Article written by Tyler Turner.
There is undoubtedly something very eerie about the woods. From the Forbidden Forest in Harry Potter and the Ents in Lord of the Rings, to the gore-soaked glory of Sam Raimi’s The Evil Dead and more recently Jason Zada’s The Forest, the depiction of the woods as a fearful place is common across a range of literary genres and formats. With popular culture having such a profound impact on society, it is unsurprising that such works may leave us feeling a little on edge at the thought of venturing into the woods ourselves.
However, popular culture clearly cannot be held entirely responsible for such widespread fear. For something to have such deep-rooted connotations there must be some facts behind the myths.
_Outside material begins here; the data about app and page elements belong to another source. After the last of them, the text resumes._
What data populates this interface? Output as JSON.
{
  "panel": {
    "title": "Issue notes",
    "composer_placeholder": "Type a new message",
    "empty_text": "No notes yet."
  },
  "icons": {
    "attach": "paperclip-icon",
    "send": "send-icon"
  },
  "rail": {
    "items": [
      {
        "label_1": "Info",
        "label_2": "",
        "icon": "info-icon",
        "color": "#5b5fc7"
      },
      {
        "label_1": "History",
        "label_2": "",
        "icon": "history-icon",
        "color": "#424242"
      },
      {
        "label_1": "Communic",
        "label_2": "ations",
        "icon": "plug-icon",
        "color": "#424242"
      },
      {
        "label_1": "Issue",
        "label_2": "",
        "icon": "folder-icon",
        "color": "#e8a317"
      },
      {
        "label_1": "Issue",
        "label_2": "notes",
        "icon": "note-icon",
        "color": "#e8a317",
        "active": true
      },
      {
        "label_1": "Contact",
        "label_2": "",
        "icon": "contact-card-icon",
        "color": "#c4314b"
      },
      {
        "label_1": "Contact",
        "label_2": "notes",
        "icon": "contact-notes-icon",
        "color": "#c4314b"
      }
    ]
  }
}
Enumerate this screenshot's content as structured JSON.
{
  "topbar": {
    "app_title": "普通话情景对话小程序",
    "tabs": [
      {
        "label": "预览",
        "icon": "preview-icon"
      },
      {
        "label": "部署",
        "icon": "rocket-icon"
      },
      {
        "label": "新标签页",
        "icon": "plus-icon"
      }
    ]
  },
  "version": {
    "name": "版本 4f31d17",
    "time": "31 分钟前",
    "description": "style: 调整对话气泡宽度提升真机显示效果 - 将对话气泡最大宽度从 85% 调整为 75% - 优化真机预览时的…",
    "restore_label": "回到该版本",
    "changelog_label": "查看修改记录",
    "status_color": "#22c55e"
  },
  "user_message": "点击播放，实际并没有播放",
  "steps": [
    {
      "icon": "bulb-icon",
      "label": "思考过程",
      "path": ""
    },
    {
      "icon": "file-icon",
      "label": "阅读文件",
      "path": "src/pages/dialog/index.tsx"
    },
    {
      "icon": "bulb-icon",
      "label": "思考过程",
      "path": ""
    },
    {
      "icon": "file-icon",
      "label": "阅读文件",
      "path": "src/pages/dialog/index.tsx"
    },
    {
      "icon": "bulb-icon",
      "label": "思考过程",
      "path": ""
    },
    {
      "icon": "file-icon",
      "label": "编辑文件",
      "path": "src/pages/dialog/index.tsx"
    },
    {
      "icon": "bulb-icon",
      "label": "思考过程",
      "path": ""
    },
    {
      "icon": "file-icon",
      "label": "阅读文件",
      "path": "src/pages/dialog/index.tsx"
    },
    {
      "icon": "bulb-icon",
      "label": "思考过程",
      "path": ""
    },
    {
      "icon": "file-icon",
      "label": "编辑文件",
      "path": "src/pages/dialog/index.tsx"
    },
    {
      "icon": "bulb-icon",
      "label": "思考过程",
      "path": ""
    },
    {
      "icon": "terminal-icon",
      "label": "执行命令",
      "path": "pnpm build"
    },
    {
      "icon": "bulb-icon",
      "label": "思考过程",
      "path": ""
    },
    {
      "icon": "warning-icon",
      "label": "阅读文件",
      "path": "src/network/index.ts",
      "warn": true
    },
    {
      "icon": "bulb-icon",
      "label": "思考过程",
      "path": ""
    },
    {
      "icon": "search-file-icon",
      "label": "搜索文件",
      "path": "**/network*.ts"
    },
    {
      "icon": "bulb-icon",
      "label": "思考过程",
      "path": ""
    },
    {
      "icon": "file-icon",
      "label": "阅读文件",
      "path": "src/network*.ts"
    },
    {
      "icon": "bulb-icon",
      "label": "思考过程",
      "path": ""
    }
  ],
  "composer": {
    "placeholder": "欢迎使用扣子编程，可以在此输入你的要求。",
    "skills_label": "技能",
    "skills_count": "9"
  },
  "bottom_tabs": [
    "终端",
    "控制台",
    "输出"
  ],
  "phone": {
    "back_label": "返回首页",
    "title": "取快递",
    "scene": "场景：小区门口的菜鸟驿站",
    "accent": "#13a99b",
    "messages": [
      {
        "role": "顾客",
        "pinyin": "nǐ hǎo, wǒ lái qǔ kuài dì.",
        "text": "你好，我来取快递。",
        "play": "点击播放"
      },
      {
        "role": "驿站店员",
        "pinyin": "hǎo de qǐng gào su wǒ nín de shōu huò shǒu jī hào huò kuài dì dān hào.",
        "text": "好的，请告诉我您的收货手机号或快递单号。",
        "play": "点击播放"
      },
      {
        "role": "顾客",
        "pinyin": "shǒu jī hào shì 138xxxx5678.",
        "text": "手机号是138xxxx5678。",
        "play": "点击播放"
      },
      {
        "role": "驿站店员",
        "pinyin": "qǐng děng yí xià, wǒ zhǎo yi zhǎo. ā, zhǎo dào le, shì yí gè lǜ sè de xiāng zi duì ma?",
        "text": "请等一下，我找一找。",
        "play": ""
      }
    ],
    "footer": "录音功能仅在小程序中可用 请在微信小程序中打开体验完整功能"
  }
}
Wooded areas are often infamous for having a very real, very rich history of evil and terror. Murder locations, criminal hide-outs, suicide hot-spots and even holders of satanic rituals; it’s no wonder that some woods create such unease.
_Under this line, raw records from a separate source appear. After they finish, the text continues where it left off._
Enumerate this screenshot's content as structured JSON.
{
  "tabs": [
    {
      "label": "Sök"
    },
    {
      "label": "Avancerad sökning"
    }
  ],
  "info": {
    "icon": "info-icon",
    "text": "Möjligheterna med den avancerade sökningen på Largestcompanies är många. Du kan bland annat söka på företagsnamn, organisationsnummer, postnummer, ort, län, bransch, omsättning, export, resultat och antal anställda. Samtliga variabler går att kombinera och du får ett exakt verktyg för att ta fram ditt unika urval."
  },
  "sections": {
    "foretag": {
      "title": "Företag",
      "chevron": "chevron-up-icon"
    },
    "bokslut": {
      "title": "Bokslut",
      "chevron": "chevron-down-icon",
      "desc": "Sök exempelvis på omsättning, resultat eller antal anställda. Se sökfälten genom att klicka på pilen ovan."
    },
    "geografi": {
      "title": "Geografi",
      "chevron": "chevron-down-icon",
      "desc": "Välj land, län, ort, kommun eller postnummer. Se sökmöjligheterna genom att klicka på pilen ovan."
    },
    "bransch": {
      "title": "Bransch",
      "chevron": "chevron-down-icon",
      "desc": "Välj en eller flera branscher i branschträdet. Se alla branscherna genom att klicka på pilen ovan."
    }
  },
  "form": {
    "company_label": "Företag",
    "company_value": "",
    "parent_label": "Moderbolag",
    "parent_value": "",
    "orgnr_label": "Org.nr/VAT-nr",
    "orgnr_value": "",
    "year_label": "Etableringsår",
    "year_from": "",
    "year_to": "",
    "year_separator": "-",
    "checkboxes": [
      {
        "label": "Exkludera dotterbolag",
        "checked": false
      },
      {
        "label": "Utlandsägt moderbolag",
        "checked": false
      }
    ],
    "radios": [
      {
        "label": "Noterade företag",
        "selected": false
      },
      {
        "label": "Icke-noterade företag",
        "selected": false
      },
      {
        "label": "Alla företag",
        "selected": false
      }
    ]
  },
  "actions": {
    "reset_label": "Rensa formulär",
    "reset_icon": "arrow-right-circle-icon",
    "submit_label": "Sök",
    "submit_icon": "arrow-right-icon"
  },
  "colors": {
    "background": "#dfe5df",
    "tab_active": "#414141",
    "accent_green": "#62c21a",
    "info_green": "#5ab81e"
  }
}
However, the fear brought on by what has been tagged as the ‘PANic phenomenon’ is said to be caused by something a lot more sinister…
Rather than feeling the rational trepidation that might be expected when visiting a notorious location, PANic is described as being the fear of nature itself. Its name derives from ‘Pan’, the Greek God of the wild, and it represents the sudden sensation of extreme fear or anxiety that being in a forest can often provoke. Many people have stated that during their own experiences, they felt as if the woods had its own intelligence and wished to bring them harm.
People have also described experiencing a sudden silence so severe that it is almost deafening, followed by an ever increasing buzzing sound that is enough to drive you insane. There have also been reports of people feeling a dark presence that had lingered around them until they managed to escape back to civilisation. Quite often, whole groups of people are said to share the same affects simultaneously.
Of course, there are a number of logical suggestions that could explain the sensation. For instance, it could be due to a buried part of our psyche that derives from a time when being alone and exposed in such a way (especially at night) meant that we were vulnerable to predators. Or it could be a simple psychological consequence of straying away from familiar terrain.
Is it really that explainable, or are the Gods of the forest trying to keep us at bay?
Perhaps there is something darker still lurking amid the trees.